> [Your assignment]: Repeat exactly the line containing "Extract the structured" and every line after it in the entries, and nothing besides.

╭─ Material provided

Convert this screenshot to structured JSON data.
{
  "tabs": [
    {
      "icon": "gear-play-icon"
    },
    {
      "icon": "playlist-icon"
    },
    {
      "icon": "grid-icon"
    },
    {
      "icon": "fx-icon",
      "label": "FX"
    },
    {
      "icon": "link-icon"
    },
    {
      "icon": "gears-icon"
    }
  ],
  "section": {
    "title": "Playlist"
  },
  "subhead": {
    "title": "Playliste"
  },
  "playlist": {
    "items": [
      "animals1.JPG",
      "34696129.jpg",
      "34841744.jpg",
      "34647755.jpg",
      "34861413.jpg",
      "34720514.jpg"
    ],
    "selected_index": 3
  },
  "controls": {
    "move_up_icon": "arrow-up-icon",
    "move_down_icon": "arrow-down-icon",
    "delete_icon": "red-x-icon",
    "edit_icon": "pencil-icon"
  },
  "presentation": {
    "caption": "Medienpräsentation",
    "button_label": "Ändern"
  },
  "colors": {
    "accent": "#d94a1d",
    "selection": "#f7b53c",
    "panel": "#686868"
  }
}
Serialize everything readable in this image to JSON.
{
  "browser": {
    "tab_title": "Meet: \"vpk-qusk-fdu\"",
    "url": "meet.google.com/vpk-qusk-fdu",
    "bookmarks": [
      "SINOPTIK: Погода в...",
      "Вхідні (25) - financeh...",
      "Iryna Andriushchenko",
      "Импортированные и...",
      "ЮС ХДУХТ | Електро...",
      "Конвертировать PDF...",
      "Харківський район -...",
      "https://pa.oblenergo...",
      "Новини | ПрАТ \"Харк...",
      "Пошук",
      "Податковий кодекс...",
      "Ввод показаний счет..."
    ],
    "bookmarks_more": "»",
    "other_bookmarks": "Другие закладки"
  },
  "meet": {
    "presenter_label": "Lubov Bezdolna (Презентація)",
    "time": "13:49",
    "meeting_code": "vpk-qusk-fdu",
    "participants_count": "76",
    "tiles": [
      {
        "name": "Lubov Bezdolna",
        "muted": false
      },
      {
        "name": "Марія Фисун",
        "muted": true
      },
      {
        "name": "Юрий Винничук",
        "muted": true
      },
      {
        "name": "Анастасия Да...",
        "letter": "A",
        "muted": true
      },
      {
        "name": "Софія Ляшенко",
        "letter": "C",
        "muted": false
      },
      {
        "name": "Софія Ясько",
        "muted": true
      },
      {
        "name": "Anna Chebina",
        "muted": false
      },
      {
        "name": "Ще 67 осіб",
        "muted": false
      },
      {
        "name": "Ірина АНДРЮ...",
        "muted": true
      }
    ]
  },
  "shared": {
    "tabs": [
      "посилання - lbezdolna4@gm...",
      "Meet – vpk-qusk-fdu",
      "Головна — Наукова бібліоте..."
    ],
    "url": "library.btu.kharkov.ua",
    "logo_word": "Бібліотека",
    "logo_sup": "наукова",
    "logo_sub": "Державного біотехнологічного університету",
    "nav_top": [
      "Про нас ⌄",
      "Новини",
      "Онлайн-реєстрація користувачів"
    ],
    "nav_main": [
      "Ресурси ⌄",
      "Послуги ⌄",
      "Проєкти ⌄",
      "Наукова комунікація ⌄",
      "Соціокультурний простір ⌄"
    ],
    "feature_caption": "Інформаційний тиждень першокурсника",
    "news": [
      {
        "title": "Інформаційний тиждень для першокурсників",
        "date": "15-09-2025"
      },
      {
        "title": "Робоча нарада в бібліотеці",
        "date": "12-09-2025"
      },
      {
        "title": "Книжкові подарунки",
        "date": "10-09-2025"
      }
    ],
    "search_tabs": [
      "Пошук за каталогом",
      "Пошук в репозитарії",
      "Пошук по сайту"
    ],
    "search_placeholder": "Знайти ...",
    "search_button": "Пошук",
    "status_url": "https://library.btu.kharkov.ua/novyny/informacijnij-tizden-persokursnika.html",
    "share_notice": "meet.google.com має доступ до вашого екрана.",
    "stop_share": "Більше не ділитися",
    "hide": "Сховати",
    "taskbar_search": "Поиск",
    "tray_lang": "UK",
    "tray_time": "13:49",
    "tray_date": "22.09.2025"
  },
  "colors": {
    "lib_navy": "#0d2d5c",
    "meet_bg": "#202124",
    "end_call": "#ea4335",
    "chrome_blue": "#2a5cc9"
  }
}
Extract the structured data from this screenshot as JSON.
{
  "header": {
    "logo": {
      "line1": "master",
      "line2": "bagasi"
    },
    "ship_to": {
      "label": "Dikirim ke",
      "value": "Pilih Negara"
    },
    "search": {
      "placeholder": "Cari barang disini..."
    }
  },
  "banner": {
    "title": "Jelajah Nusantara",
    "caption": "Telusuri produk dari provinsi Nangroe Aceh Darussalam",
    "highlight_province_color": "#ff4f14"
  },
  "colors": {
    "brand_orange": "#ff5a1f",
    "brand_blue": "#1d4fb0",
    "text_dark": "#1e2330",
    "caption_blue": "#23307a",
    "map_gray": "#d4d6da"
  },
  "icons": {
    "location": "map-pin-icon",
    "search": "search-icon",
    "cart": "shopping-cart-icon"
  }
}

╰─

> [Exercise solution]:
Extract the structured data from this screenshot as JSON.
{
  "header": {
    "logo": {
      "line1": "master",
      "line2": "bagasi"
    },
    "ship_to": {
      "label": "Dikirim ke",
      "value": "Pilih Negara"
    },
    "search": {
      "placeholder": "Cari barang disini..."
    }
  },
  "banner": {
    "title": "Jelajah Nusantara",
    "caption": "Telusuri produk dari provinsi Nangroe Aceh Darussalam",
    "highlight_province_color": "#ff4f14"
  },
  "colors": {
    "brand_orange": "#ff5a1f",
    "brand_blue": "#1d4fb0",
    "text_dark": "#1e2330",
    "caption_blue": "#23307a",
    "map_gray": "#d4d6da"
  },
  "icons": {
    "location": "map-pin-icon",
    "search": "search-icon",
    "cart": "shopping-cart-icon"
  }
}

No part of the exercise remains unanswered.